● EXTRACTED INFORMATION
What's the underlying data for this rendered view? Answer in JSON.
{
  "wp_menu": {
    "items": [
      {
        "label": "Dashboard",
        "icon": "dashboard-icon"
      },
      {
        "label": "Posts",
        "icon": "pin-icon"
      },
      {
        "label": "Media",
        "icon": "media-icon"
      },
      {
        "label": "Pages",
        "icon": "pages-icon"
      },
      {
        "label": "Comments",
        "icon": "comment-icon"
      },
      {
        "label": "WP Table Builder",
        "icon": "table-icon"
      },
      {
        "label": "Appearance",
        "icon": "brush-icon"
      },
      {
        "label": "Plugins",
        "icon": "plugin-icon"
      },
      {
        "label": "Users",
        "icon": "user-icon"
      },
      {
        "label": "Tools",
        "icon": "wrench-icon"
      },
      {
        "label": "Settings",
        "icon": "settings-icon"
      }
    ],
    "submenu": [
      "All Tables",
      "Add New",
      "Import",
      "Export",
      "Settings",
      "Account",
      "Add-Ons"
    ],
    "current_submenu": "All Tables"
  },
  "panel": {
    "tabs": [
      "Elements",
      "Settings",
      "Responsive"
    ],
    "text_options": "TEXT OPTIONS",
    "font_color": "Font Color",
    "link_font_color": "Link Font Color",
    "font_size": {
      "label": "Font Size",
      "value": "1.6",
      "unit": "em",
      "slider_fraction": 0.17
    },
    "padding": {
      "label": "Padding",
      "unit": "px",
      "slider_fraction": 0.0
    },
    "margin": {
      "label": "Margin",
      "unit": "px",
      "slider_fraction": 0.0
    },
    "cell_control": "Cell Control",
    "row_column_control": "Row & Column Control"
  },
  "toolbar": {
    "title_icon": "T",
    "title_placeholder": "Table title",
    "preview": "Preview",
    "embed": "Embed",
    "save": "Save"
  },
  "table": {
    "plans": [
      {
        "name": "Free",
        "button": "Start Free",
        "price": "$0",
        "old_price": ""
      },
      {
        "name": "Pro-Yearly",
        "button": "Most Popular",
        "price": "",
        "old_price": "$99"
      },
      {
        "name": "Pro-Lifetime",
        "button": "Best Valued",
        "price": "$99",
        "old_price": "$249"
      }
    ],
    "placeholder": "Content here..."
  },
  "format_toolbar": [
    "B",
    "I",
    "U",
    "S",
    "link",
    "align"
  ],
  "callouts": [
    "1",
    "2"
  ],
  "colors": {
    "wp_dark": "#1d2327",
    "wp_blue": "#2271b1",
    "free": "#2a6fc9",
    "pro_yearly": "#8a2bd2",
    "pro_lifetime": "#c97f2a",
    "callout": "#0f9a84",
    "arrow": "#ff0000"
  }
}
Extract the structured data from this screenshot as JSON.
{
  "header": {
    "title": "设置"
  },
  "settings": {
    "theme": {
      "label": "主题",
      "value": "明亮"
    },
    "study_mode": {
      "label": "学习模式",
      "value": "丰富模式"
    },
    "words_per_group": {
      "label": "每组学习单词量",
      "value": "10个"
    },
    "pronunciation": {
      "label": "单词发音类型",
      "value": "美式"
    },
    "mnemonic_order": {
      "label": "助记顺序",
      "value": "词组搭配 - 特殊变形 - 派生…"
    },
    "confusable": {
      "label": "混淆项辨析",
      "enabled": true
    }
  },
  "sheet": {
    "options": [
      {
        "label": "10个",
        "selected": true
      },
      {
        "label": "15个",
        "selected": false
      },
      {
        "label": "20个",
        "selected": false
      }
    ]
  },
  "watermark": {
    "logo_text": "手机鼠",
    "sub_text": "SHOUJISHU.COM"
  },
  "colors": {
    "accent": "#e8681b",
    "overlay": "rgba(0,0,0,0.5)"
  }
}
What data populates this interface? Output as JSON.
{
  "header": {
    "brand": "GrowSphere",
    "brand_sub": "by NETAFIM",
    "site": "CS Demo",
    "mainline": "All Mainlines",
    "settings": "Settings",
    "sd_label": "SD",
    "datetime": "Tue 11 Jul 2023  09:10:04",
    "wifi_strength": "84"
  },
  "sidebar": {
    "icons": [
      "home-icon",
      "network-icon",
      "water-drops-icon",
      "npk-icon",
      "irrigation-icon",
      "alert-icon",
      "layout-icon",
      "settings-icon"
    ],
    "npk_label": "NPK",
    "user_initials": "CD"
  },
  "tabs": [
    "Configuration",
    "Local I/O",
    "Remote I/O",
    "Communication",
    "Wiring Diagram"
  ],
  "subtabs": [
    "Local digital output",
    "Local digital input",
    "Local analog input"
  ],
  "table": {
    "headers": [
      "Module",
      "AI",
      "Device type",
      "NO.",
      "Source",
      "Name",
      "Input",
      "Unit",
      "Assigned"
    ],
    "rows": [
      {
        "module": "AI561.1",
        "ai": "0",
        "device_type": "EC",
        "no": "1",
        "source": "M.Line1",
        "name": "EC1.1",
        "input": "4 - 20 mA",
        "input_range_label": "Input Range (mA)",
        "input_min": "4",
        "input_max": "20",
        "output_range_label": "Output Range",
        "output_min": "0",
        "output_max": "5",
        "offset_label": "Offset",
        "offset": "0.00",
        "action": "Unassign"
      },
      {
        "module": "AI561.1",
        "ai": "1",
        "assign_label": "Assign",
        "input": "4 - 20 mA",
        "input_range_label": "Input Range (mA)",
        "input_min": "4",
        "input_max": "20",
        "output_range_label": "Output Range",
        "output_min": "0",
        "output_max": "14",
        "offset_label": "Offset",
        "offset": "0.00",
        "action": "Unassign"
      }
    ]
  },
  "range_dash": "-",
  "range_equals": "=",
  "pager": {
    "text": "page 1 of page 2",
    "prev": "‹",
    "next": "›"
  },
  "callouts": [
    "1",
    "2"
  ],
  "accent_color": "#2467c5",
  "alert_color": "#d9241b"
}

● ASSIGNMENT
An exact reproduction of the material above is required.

● ANSWER SPACE
What's the underlying data for this rendered view? Answer in JSON.
{
  "wp_menu": {
    "items": [
      {
        "label": "Dashboard",
        "icon": "dashboard-icon"
      },
      {
        "label": "Posts",
        "icon": "pin-icon"
      },
      {
        "label": "Media",
        "icon": "media-icon"
      },
      {
        "label": "Pages",
        "icon": "pages-icon"
      },
      {
        "label": "Comments",
        "icon": "comment-icon"
      },
      {
        "label": "WP Table Builder",
        "icon": "table-icon"
      },
      {
        "label": "Appearance",
        "icon": "brush-icon"
      },
      {
        "label": "Plugins",
        "icon": "plugin-icon"
      },
      {
        "label": "Users",
        "icon": "user-icon"
      },
      {
        "label": "Tools",
        "icon": "wrench-icon"
      },
      {
        "label": "Settings",
        "icon": "settings-icon"
      }
    ],
    "submenu": [
      "All Tables",
      "Add New",
      "Import",
      "Export",
      "Settings",
      "Account",
      "Add-Ons"
    ],
    "current_submenu": "All Tables"
  },
  "panel": {
    "tabs": [
      "Elements",
      "Settings",
      "Responsive"
    ],
    "text_options": "TEXT OPTIONS",
    "font_color": "Font Color",
    "link_font_color": "Link Font Color",
    "font_size": {
      "label": "Font Size",
      "value": "1.6",
      "unit": "em",
      "slider_fraction": 0.17
    },
    "padding": {
      "label": "Padding",
      "unit": "px",
      "slider_fraction": 0.0
    },
    "margin": {
      "label": "Margin",
      "unit": "px",
      "slider_fraction": 0.0
    },
    "cell_control": "Cell Control",
    "row_column_control": "Row & Column Control"
  },
  "toolbar": {
    "title_icon": "T",
    "title_placeholder": "Table title",
    "preview": "Preview",
    "embed": "Embed",
    "save": "Save"
  },
  "table": {
    "plans": [
      {
        "name": "Free",
        "button": "Start Free",
        "price": "$0",
        "old_price": ""
      },
      {
        "name": "Pro-Yearly",
        "button": "Most Popular",
        "price": "",
        "old_price": "$99"
      },
      {
        "name": "Pro-Lifetime",
        "button": "Best Valued",
        "price": "$99",
        "old_price": "$249"
      }
    ],
    "placeholder": "Content here..."
  },
  "format_toolbar": [
    "B",
    "I",
    "U",
    "S",
    "link",
    "align"
  ],
  "callouts": [
    "1",
    "2"
  ],
  "colors": {
    "wp_dark": "#1d2327",
    "wp_blue": "#2271b1",
    "free": "#2a6fc9",
    "pro_yearly": "#8a2bd2",
    "pro_lifetime": "#c97f2a",
    "callout": "#0f9a84",
    "arrow": "#ff0000"
  }
}
Extract the structured data from this screenshot as JSON.
{
  "header": {
    "title": "设置"
  },
  "settings": {
    "theme": {
      "label": "主题",
      "value": "明亮"
    },
    "study_mode": {
      "label": "学习模式",
      "value": "丰富模式"
    },
    "words_per_group": {
      "label": "每组学习单词量",
      "value": "10个"
    },
    "pronunciation": {
      "label": "单词发音类型",
      "value": "美式"
    },
    "mnemonic_order": {
      "label": "助记顺序",
      "value": "词组搭配 - 特殊变形 - 派生…"
    },
    "confusable": {
      "label": "混淆项辨析",
      "enabled": true
    }
  },
  "sheet": {
    "options": [
      {
        "label": "10个",
        "selected": true
      },
      {
        "label": "15个",
        "selected": false
      },
      {
        "label": "20个",
        "selected": false
      }
    ]
  },
  "watermark": {
    "logo_text": "手机鼠",
    "sub_text": "SHOUJISHU.COM"
  },
  "colors": {
    "accent": "#e8681b",
    "overlay": "rgba(0,0,0,0.5)"
  }
}
What data populates this interface? Output as JSON.
{
  "header": {
    "brand": "GrowSphere",
    "brand_sub": "by NETAFIM",
    "site": "CS Demo",
    "mainline": "All Mainlines",
    "settings": "Settings",
    "sd_label": "SD",
    "datetime": "Tue 11 Jul 2023  09:10:04",
    "wifi_strength": "84"
  },
  "sidebar": {
    "icons": [
      "home-icon",
      "network-icon",
      "water-drops-icon",
      "npk-icon",
      "irrigation-icon",
      "alert-icon",
      "layout-icon",
      "settings-icon"
    ],
    "npk_label": "NPK",
    "user_initials": "CD"
  },
  "tabs": [
    "Configuration",
    "Local I/O",
    "Remote I/O",
    "Communication",
    "Wiring Diagram"
  ],
  "subtabs": [
    "Local digital output",
    "Local digital input",
    "Local analog input"
  ],
  "table": {
    "headers": [
      "Module",
      "AI",
      "Device type",
      "NO.",
      "Source",
      "Name",
      "Input",
      "Unit",
      "Assigned"
    ],
    "rows": [
      {
        "module": "AI561.1",
        "ai": "0",
        "device_type": "EC",
        "no": "1",
        "source": "M.Line1",
        "name": "EC1.1",
        "input": "4 - 20 mA",
        "input_range_label": "Input Range (mA)",
        "input_min": "4",
        "input_max": "20",
        "output_range_label": "Output Range",
        "output_min": "0",
        "output_max": "5",
        "offset_label": "Offset",
        "offset": "0.00",
        "action": "Unassign"
      },
      {
        "module": "AI561.1",
        "ai": "1",
        "assign_label": "Assign",
        "input": "4 - 20 mA",
        "input_range_label": "Input Range (mA)",
        "input_min": "4",
        "input_max": "20",
        "output_range_label": "Output Range",
        "output_min": "0",
        "output_max": "14",
        "offset_label": "Offset",
        "offset": "0.00",
        "action": "Unassign"
      }
    ]
  },
  "range_dash": "-",
  "range_equals": "=",
  "pager": {
    "text": "page 1 of page 2",
    "prev": "‹",
    "next": "›"
  },
  "callouts": [
    "1",
    "2"
  ],
  "accent_color": "#2467c5",
  "alert_color": "#d9241b"
}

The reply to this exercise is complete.